In your copy of the listing below, reproduce each word exactly and include no pictures.

────────

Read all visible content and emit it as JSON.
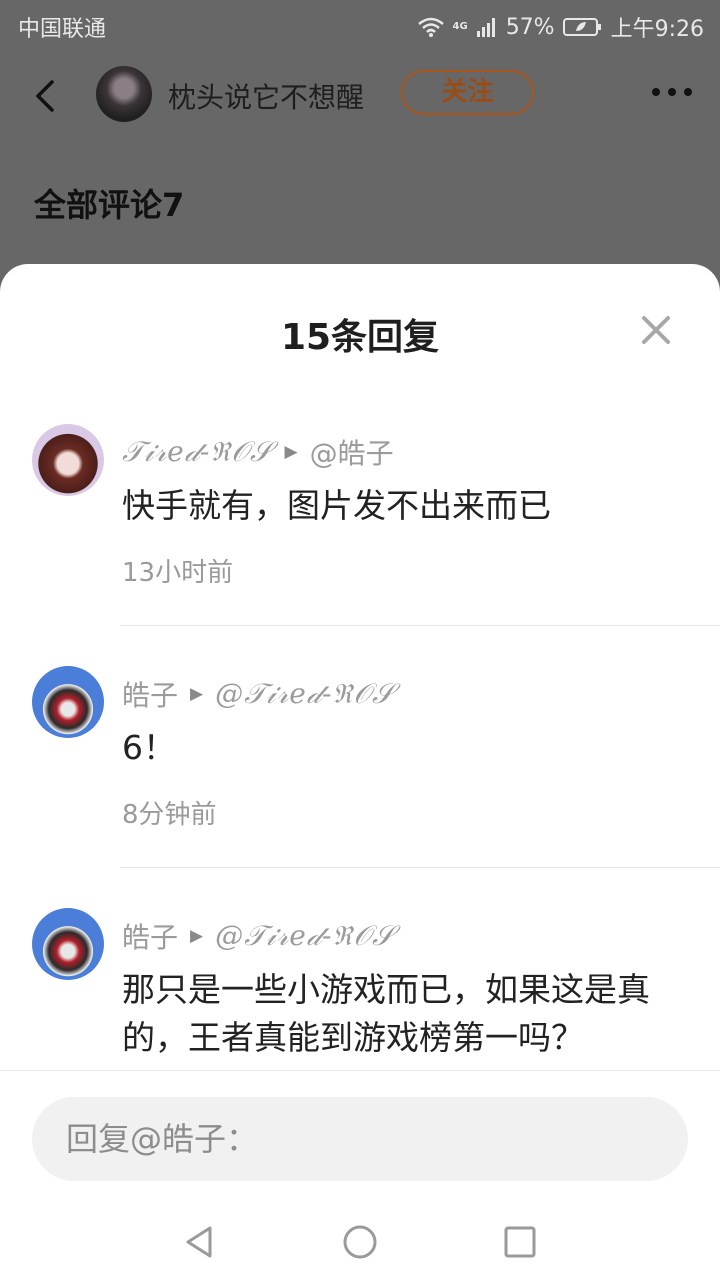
{
  "status_bar": {
    "carrier": "中国联通",
    "network_label": "4G",
    "battery_percent": "57%",
    "time": "上午9:26"
  },
  "topbar": {
    "author_name": "枕头说它不想醒",
    "follow_label": "关注",
    "icons": [
      "back-arrow-icon",
      "more-dots-icon"
    ]
  },
  "background": {
    "comments_heading": "全部评论7"
  },
  "sheet": {
    "title": "15条回复",
    "replies": [
      {
        "author": "𝒯𝒾𝓇𝑒𝒹-ℜ𝒪𝒮",
        "reply_to": "@皓子",
        "text": "快手就有，图片发不出来而已",
        "time": "13小时前"
      },
      {
        "author": "皓子",
        "reply_to": "@𝒯𝒾𝓇𝑒𝒹-ℜ𝒪𝒮",
        "text": "6！",
        "time": "8分钟前"
      },
      {
        "author": "皓子",
        "reply_to": "@𝒯𝒾𝓇𝑒𝒹-ℜ𝒪𝒮",
        "text": "那只是一些小游戏而已，如果这是真的，王者真能到游戏榜第一吗？",
        "time": ""
      }
    ],
    "input_placeholder": "回复@皓子："
  },
  "colors": {
    "follow_accent": "#9a4c16",
    "dim_overlay": "#676767",
    "sheet_bg": "#ffffff"
  }
}
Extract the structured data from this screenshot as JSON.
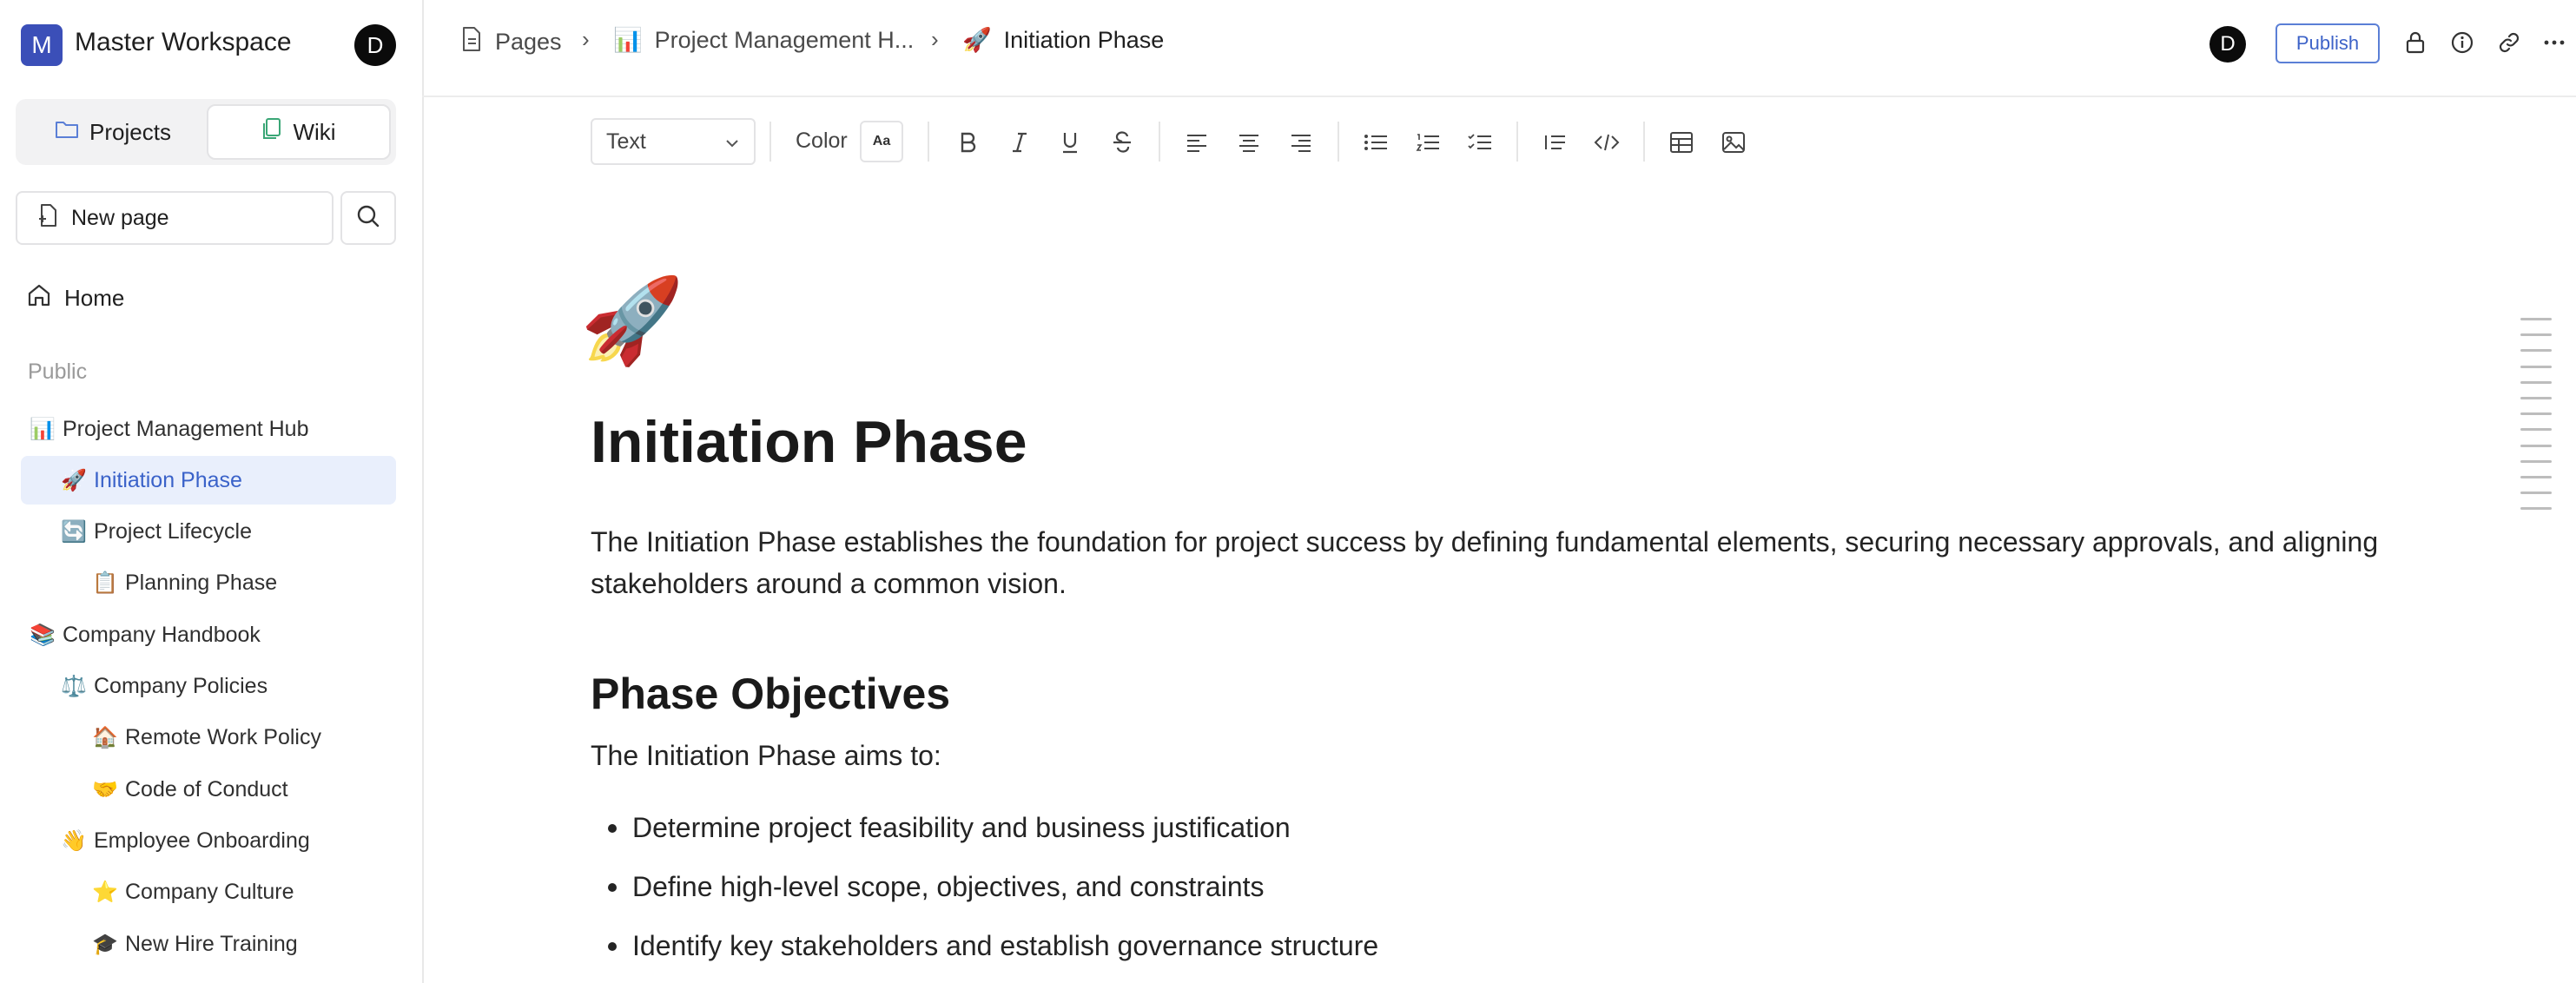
{
  "workspace": {
    "logo_letter": "M",
    "name": "Master Workspace",
    "avatar_letter": "D"
  },
  "sidebar": {
    "tabs": [
      {
        "label": "Projects",
        "icon": "folder-icon"
      },
      {
        "label": "Wiki",
        "icon": "pages-icon"
      }
    ],
    "new_page_label": "New page",
    "home_label": "Home",
    "section_label": "Public",
    "tree": [
      {
        "emoji": "📊",
        "label": "Project Management Hub",
        "level": 0,
        "active": false
      },
      {
        "emoji": "🚀",
        "label": "Initiation Phase",
        "level": 1,
        "active": true
      },
      {
        "emoji": "🔄",
        "label": "Project Lifecycle",
        "level": 1,
        "active": false
      },
      {
        "emoji": "📋",
        "label": "Planning Phase",
        "level": 2,
        "active": false
      },
      {
        "emoji": "📚",
        "label": "Company Handbook",
        "level": 0,
        "active": false
      },
      {
        "emoji": "⚖️",
        "label": "Company Policies",
        "level": 1,
        "active": false
      },
      {
        "emoji": "🏠",
        "label": "Remote Work Policy",
        "level": 2,
        "active": false
      },
      {
        "emoji": "🤝",
        "label": "Code of Conduct",
        "level": 2,
        "active": false
      },
      {
        "emoji": "👋",
        "label": "Employee Onboarding",
        "level": 1,
        "active": false
      },
      {
        "emoji": "⭐",
        "label": "Company Culture",
        "level": 2,
        "active": false
      },
      {
        "emoji": "🎓",
        "label": "New Hire Training",
        "level": 2,
        "active": false
      }
    ]
  },
  "breadcrumb": {
    "pages_label": "Pages",
    "parent_emoji": "📊",
    "parent_label": "Project Management H...",
    "current_emoji": "🚀",
    "current_label": "Initiation Phase"
  },
  "header": {
    "avatar_letter": "D",
    "publish_label": "Publish"
  },
  "toolbar": {
    "block_type": "Text",
    "color_label": "Color",
    "color_swatch": "Aa"
  },
  "document": {
    "icon_emoji": "🚀",
    "title": "Initiation Phase",
    "intro": "The Initiation Phase establishes the foundation for project success by defining fundamental elements, securing necessary approvals, and aligning stakeholders around a common vision.",
    "section_heading": "Phase Objectives",
    "section_lead": "The Initiation Phase aims to:",
    "objectives": [
      "Determine project feasibility and business justification",
      "Define high-level scope, objectives, and constraints",
      "Identify key stakeholders and establish governance structure"
    ]
  },
  "colors": {
    "accent": "#3b4fb8",
    "active_bg": "#e9effc",
    "active_text": "#3a62c9",
    "publish_border": "#5b7fd6"
  }
}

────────

_YOUR SOLUTION_.
Read all visible content and emit it as JSON.
{
  "status_bar": {
    "carrier": "中国联通",
    "network_label": "4G",
    "battery_percent": "57%",
    "time": "上午9:26"
  },
  "topbar": {
    "author_name": "枕头说它不想醒",
    "follow_label": "关注",
    "icons": [
      "back-arrow-icon",
      "more-dots-icon"
    ]
  },
  "background": {
    "comments_heading": "全部评论7"
  },
  "sheet": {
    "title": "15条回复",
    "replies": [
      {
        "author": "𝒯𝒾𝓇𝑒𝒹-ℜ𝒪𝒮",
        "reply_to": "@皓子",
        "text": "快手就有，图片发不出来而已",
        "time": "13小时前"
      },
      {
        "author": "皓子",
        "reply_to": "@𝒯𝒾𝓇𝑒𝒹-ℜ𝒪𝒮",
        "text": "6！",
        "time": "8分钟前"
      },
      {
        "author": "皓子",
        "reply_to": "@𝒯𝒾𝓇𝑒𝒹-ℜ𝒪𝒮",
        "text": "那只是一些小游戏而已，如果这是真的，王者真能到游戏榜第一吗？",
        "time": ""
      }
    ],
    "input_placeholder": "回复@皓子："
  },
  "colors": {
    "follow_accent": "#9a4c16",
    "dim_overlay": "#676767",
    "sheet_bg": "#ffffff"
  }
}
Extract the structured data from this screenshot as JSON.
{
  "workspace": {
    "logo_letter": "M",
    "name": "Master Workspace",
    "avatar_letter": "D"
  },
  "sidebar": {
    "tabs": [
      {
        "label": "Projects",
        "icon": "folder-icon"
      },
      {
        "label": "Wiki",
        "icon": "pages-icon"
      }
    ],
    "new_page_label": "New page",
    "home_label": "Home",
    "section_label": "Public",
    "tree": [
      {
        "emoji": "📊",
        "label": "Project Management Hub",
        "level": 0,
        "active": false
      },
      {
        "emoji": "🚀",
        "label": "Initiation Phase",
        "level": 1,
        "active": true
      },
      {
        "emoji": "🔄",
        "label": "Project Lifecycle",
        "level": 1,
        "active": false
      },
      {
        "emoji": "📋",
        "label": "Planning Phase",
        "level": 2,
        "active": false
      },
      {
        "emoji": "📚",
        "label": "Company Handbook",
        "level": 0,
        "active": false
      },
      {
        "emoji": "⚖️",
        "label": "Company Policies",
        "level": 1,
        "active": false
      },
      {
        "emoji": "🏠",
        "label": "Remote Work Policy",
        "level": 2,
        "active": false
      },
      {
        "emoji": "🤝",
        "label": "Code of Conduct",
        "level": 2,
        "active": false
      },
      {
        "emoji": "👋",
        "label": "Employee Onboarding",
        "level": 1,
        "active": false
      },
      {
        "emoji": "⭐",
        "label": "Company Culture",
        "level": 2,
        "active": false
      },
      {
        "emoji": "🎓",
        "label": "New Hire Training",
        "level": 2,
        "active": false
      }
    ]
  },
  "breadcrumb": {
    "pages_label": "Pages",
    "parent_emoji": "📊",
    "parent_label": "Project Management H...",
    "current_emoji": "🚀",
    "current_label": "Initiation Phase"
  },
  "header": {
    "avatar_letter": "D",
    "publish_label": "Publish"
  },
  "toolbar": {
    "block_type": "Text",
    "color_label": "Color",
    "color_swatch": "Aa"
  },
  "document": {
    "icon_emoji": "🚀",
    "title": "Initiation Phase",
    "intro": "The Initiation Phase establishes the foundation for project success by defining fundamental elements, securing necessary approvals, and aligning stakeholders around a common vision.",
    "section_heading": "Phase Objectives",
    "section_lead": "The Initiation Phase aims to:",
    "objectives": [
      "Determine project feasibility and business justification",
      "Define high-level scope, objectives, and constraints",
      "Identify key stakeholders and establish governance structure"
    ]
  },
  "colors": {
    "accent": "#3b4fb8",
    "active_bg": "#e9effc",
    "active_text": "#3a62c9",
    "publish_border": "#5b7fd6"
  }
}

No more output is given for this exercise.